Lines with the string "label" must each be copied from the listing.

===============

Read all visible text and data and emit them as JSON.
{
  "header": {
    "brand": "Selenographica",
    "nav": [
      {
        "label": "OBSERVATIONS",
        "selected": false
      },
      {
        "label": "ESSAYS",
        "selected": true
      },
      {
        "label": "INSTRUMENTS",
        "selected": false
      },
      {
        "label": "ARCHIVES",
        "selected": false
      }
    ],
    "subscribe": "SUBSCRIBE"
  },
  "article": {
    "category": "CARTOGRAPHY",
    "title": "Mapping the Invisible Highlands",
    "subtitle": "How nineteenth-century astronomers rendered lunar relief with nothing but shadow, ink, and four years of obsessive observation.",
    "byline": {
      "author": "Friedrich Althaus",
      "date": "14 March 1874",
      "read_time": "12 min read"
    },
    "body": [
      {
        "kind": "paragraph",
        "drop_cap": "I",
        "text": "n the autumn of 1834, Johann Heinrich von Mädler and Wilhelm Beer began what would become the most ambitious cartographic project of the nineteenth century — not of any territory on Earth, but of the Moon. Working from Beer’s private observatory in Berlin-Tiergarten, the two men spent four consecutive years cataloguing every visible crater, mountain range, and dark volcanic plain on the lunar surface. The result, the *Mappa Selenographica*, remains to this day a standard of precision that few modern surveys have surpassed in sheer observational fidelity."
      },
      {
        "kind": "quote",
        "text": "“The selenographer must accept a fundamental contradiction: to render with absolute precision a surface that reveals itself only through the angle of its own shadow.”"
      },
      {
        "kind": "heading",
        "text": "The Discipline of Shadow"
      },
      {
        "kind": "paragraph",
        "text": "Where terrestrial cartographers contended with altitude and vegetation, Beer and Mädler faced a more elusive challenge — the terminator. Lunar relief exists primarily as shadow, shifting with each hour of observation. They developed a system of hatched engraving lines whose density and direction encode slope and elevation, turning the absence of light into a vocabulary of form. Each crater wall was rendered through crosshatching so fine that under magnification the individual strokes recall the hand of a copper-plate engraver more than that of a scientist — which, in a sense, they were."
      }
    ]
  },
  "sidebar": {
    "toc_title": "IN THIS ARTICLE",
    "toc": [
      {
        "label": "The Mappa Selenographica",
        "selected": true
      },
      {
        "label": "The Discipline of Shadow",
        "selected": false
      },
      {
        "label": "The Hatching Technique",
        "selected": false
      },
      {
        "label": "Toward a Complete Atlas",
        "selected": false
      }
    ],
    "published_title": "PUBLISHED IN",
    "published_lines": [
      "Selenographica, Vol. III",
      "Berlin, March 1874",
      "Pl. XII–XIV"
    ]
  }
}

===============

- RESPONSE TO THE TASK -
        "label": "OBSERVATIONS",
        "label": "ESSAYS",
        "label": "INSTRUMENTS",
        "label": "ARCHIVES",
        "label": "The Mappa Selenographica",
        "label": "The Discipline of Shadow",
        "label": "The Hatching Technique",
        "label": "Toward a Complete Atlas",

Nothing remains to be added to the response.